··· The input ···

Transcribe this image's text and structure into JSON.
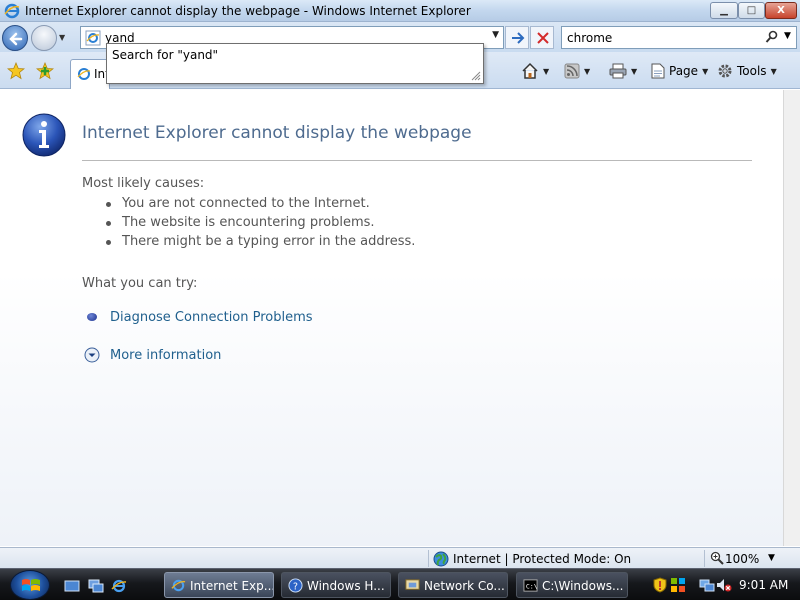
{
  "window": {
    "title": "Internet Explorer cannot display the webpage - Windows Internet Explorer",
    "controls": [
      "minimize",
      "maximize",
      "close"
    ]
  },
  "navigation": {
    "address_value": "yand",
    "search_value": "chrome",
    "autocomplete_item": "Search for \"yand\""
  },
  "command_bar": {
    "tab_label": "Internet Explorer cannot display the webpage",
    "page_label": "Page",
    "tools_label": "Tools"
  },
  "error_page": {
    "title": "Internet Explorer cannot display the webpage",
    "causes_heading": "Most likely causes:",
    "causes": [
      "You are not connected to the Internet.",
      "The website is encountering problems.",
      "There might be a typing error in the address."
    ],
    "try_heading": "What you can try:",
    "diagnose_link": "Diagnose Connection Problems",
    "more_info_link": "More information"
  },
  "status_bar": {
    "zone": "Internet | Protected Mode: On",
    "zoom": "100%"
  },
  "taskbar": {
    "tasks": [
      {
        "label": "Internet Exp...",
        "active": true
      },
      {
        "label": "Windows H...",
        "active": false
      },
      {
        "label": "Network Co...",
        "active": false
      },
      {
        "label": "C:\\Windows...",
        "active": false
      }
    ],
    "clock": "9:01 AM"
  },
  "colors": {
    "link": "#1f5f8d",
    "title_text": "#4e6b8f",
    "body_text": "#555555"
  }
}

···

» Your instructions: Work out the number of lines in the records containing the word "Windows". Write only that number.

» Answer for this exercise: 3